Nature and learning combine during outdoor story timeOct 04, 2021 01:32PM ● By Sarah Morton Taggart
Melinda Tooley uses movement and songs to engage children during outdoor story time behind the Tyler Library on Sept. 8. (Sarah Morton Taggart/City Journals)
By Sarah Morton Taggart | [email protected]
A librarian is leading a group of children in singing “Itsy Bitsy Spider,” then suddenly interrupts herself.
“There’s a squirrel!”
The children turn their attention to the small animal until it scampers away, then they finish their song. This scene took place on the lawn behind the Ruth Vine Tyler Library during the Wednesday morning story time.
“We were talking about animals, and I look over and there’s a squirrel,” Melinda Tooley said. “There are distractions, but I try and be really flexible (during story time).”
Tooley is a youth services librarian, and her weekly story time—like all Salt Lake County Library programs—went on hiatus in March 2020. But she was able to resume in May with a twist—rather than meeting inside the library, Tooley now reads to young patrons outside.
“There are some things I love about being outside,” Tooley said. “It’s nice to be out in the breeze. I enjoy nature and seeing animals and hearing birds.”
There are some challenges that come along with the change.
“It can be a little challenging with people spread out and not having the kids right by me,” Tooley said. “I’m adjusting by using bigger books and moving around. I have props so everyone can be involved in the story. Making sure that everyone can hear and see and be engaged is my biggest concern.”
Children and their caretakers bring their own blankets or chairs and spread out in a semicircle around Tooley. The lawn behind the library is shady and welcoming, with whimsical touches that invite exploration.
“I love the space out here,” Tooley said. “It’s a really nice space, and I want people to know they can come and enjoy it.”
The story time on Sept. 15 had a pirate theme with paper hats for each child and a packet with song lyrics and pages to color, including a treasure map.
The packet was a hit with Caroline Liedtke’s family. She had walked to the library with her two-year-old twin niece and nephew to attend the story time.
“They like the songs and they want to go home and color the papers,” Liedtke said. “My friend told us last week that it was outside, so that’s why we came. I don’t know of anything else that’s started up and in the good weather they like to be outside.”

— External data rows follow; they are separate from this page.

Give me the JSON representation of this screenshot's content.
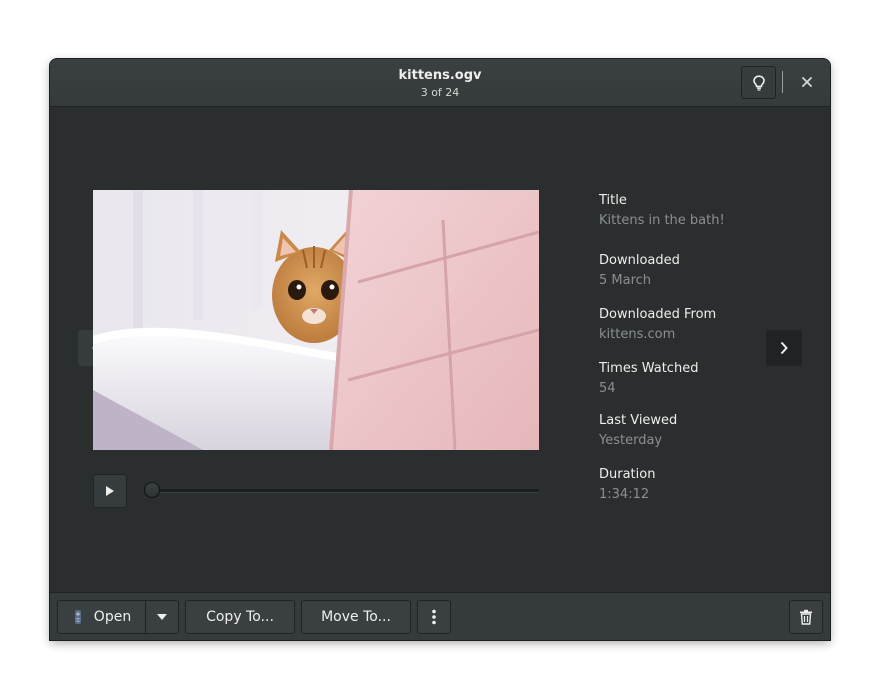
{
  "window": {
    "title": "kittens.ogv",
    "subtitle": "3 of 24",
    "icons": {
      "tips": "lightbulb-icon",
      "close": "close-icon"
    }
  },
  "viewer": {
    "prev_icon": "chevron-left-icon",
    "next_icon": "chevron-right-icon",
    "media_description": "Video frame: orange tabby kitten peeking from behind a white bathtub edge next to pink tiles",
    "player": {
      "play_icon": "play-icon",
      "progress": 0
    }
  },
  "info": [
    {
      "label": "Title",
      "value": "Kittens in the bath!"
    },
    {
      "label": "Downloaded",
      "value": "5 March"
    },
    {
      "label": "Downloaded From",
      "value": "kittens.com"
    },
    {
      "label": "Times Watched",
      "value": "54"
    },
    {
      "label": "Last Viewed",
      "value": "Yesterday"
    },
    {
      "label": "Duration",
      "value": "1:34:12"
    }
  ],
  "actions": {
    "open_label": "Open",
    "copy_label": "Copy To...",
    "move_label": "Move To...",
    "more_icon": "more-vertical-icon",
    "delete_icon": "trash-icon",
    "dropdown_icon": "caret-down-icon"
  }
}
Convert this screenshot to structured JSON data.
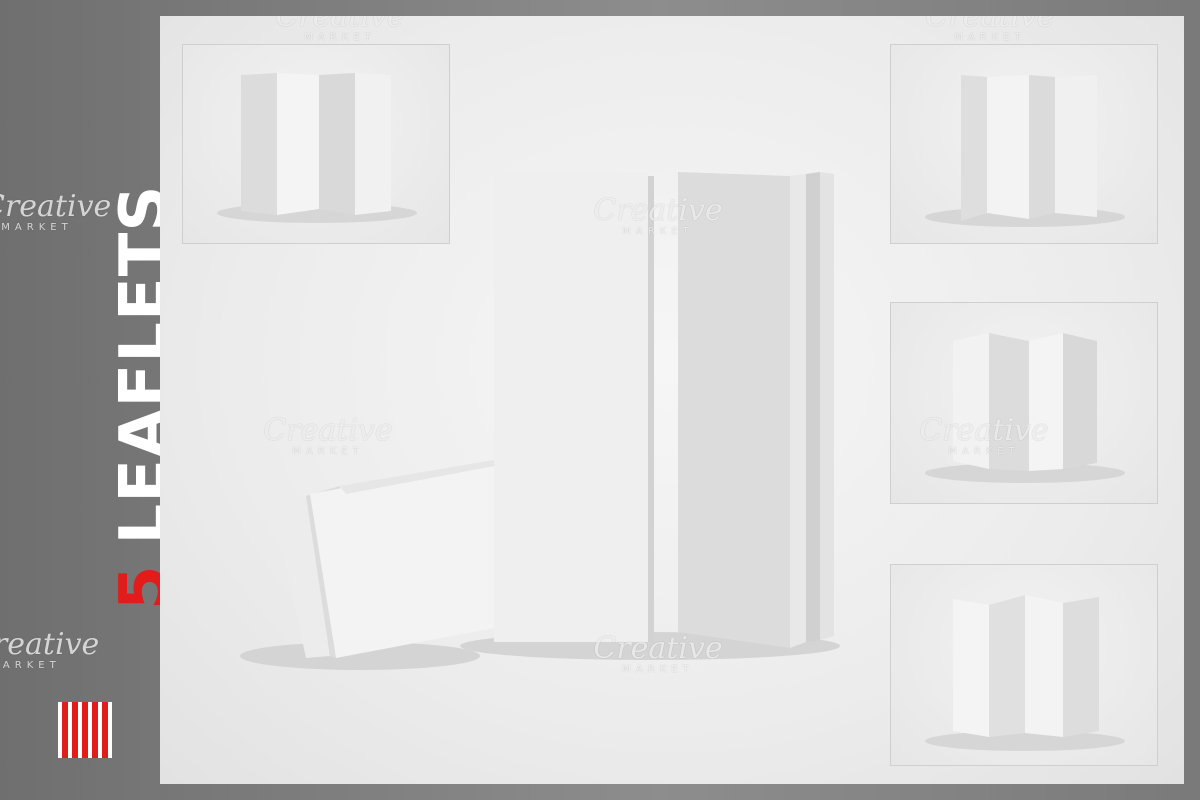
{
  "side": {
    "count": "5",
    "word": "LEAFLETS",
    "accent": "#e21b1b",
    "text_color": "#ffffff"
  },
  "watermark": {
    "main": "Creative",
    "sub": "MARKET"
  },
  "thumbnails": [
    {
      "name": "thumb-top-left",
      "subject": "z-fold leaflet standing, front view"
    },
    {
      "name": "thumb-top-right",
      "subject": "z-fold leaflet standing, angled view"
    },
    {
      "name": "thumb-middle-right",
      "subject": "z-fold leaflet standing, zigzag view"
    },
    {
      "name": "thumb-bottom-right",
      "subject": "z-fold leaflet opened, front view"
    }
  ],
  "main_scene": {
    "subject": "folded leaflet mockups: one lying zigzag, one standing closed, one standing partly open"
  }
}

Every branch in the Salt Lake County system has been creative with keeping patrons involved and engaged while working to avoid the spread of COVID-19. Several other branches, including Taylorsville, Millcreek, Draper and Whitmore have also moved their story times outdoors. In addition, most libraries offer take home craft kits or self-guided activities and scavenger hunts for families.
The Tyler branch, located at 8041 S. Wood St., has also moved its LEGO Club outside. All ages are invited to join the next drop-in activity on Tuesday, Oct. 12 at 3:30 p.m.
Other upcoming activities include take home craft kits and a scavenger hunt through Oct. 15 for Hispanic Heritage Month and a pumpkin craft on Oct. 8 at 4 p.m.
Tooley plans to continue outdoor story time every Wednesday morning at 10:30 as long as weather allows.
“It’s for the kids,” Tooley said. “You want them to have a good experience. You want them to enjoy the library and come back.”